==== DATASET EXCERPTS ====

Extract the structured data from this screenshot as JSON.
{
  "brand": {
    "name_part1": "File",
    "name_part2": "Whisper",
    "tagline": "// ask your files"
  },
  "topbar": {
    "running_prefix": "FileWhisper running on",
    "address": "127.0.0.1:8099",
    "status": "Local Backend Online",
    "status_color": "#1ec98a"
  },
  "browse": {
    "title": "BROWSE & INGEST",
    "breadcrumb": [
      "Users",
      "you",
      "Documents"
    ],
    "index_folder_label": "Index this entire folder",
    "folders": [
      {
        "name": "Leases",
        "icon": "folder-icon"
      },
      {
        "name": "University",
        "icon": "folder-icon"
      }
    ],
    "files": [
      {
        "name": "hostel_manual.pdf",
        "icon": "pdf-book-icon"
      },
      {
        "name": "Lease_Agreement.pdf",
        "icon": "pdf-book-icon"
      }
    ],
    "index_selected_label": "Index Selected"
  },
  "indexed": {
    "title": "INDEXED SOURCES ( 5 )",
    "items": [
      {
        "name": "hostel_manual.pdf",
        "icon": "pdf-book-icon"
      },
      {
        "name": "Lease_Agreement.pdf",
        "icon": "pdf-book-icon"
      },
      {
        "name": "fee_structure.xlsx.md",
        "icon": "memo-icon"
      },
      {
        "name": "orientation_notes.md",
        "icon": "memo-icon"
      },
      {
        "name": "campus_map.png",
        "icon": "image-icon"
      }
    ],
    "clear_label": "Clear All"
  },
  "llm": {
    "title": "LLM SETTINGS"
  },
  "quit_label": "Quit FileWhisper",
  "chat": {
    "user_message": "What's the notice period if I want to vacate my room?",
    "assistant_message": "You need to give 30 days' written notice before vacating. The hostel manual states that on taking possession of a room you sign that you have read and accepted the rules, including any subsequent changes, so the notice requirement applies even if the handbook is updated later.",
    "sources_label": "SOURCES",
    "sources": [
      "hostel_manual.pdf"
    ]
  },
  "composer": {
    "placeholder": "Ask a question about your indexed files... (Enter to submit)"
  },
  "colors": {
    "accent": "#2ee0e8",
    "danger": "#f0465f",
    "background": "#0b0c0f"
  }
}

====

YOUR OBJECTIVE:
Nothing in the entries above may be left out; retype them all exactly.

SOLUTION TO THIS TASK:
Extract the structured data from this screenshot as JSON.
{
  "brand": {
    "name_part1": "File",
    "name_part2": "Whisper",
    "tagline": "// ask your files"
  },
  "topbar": {
    "running_prefix": "FileWhisper running on",
    "address": "127.0.0.1:8099",
    "status": "Local Backend Online",
    "status_color": "#1ec98a"
  },
  "browse": {
    "title": "BROWSE & INGEST",
    "breadcrumb": [
      "Users",
      "you",
      "Documents"
    ],
    "index_folder_label": "Index this entire folder",
    "folders": [
      {
        "name": "Leases",
        "icon": "folder-icon"
      },
      {
        "name": "University",
        "icon": "folder-icon"
      }
    ],
    "files": [
      {
        "name": "hostel_manual.pdf",
        "icon": "pdf-book-icon"
      },
      {
        "name": "Lease_Agreement.pdf",
        "icon": "pdf-book-icon"
      }
    ],
    "index_selected_label": "Index Selected"
  },
  "indexed": {
    "title": "INDEXED SOURCES ( 5 )",
    "items": [
      {
        "name": "hostel_manual.pdf",
        "icon": "pdf-book-icon"
      },
      {
        "name": "Lease_Agreement.pdf",
        "icon": "pdf-book-icon"
      },
      {
        "name": "fee_structure.xlsx.md",
        "icon": "memo-icon"
      },
      {
        "name": "orientation_notes.md",
        "icon": "memo-icon"
      },
      {
        "name": "campus_map.png",
        "icon": "image-icon"
      }
    ],
    "clear_label": "Clear All"
  },
  "llm": {
    "title": "LLM SETTINGS"
  },
  "quit_label": "Quit FileWhisper",
  "chat": {
    "user_message": "What's the notice period if I want to vacate my room?",
    "assistant_message": "You need to give 30 days' written notice before vacating. The hostel manual states that on taking possession of a room you sign that you have read and accepted the rules, including any subsequent changes, so the notice requirement applies even if the handbook is updated later.",
    "sources_label": "SOURCES",
    "sources": [
      "hostel_manual.pdf"
    ]
  },
  "composer": {
    "placeholder": "Ask a question about your indexed files... (Enter to submit)"
  },
  "colors": {
    "accent": "#2ee0e8",
    "danger": "#f0465f",
    "background": "#0b0c0f"
  }
}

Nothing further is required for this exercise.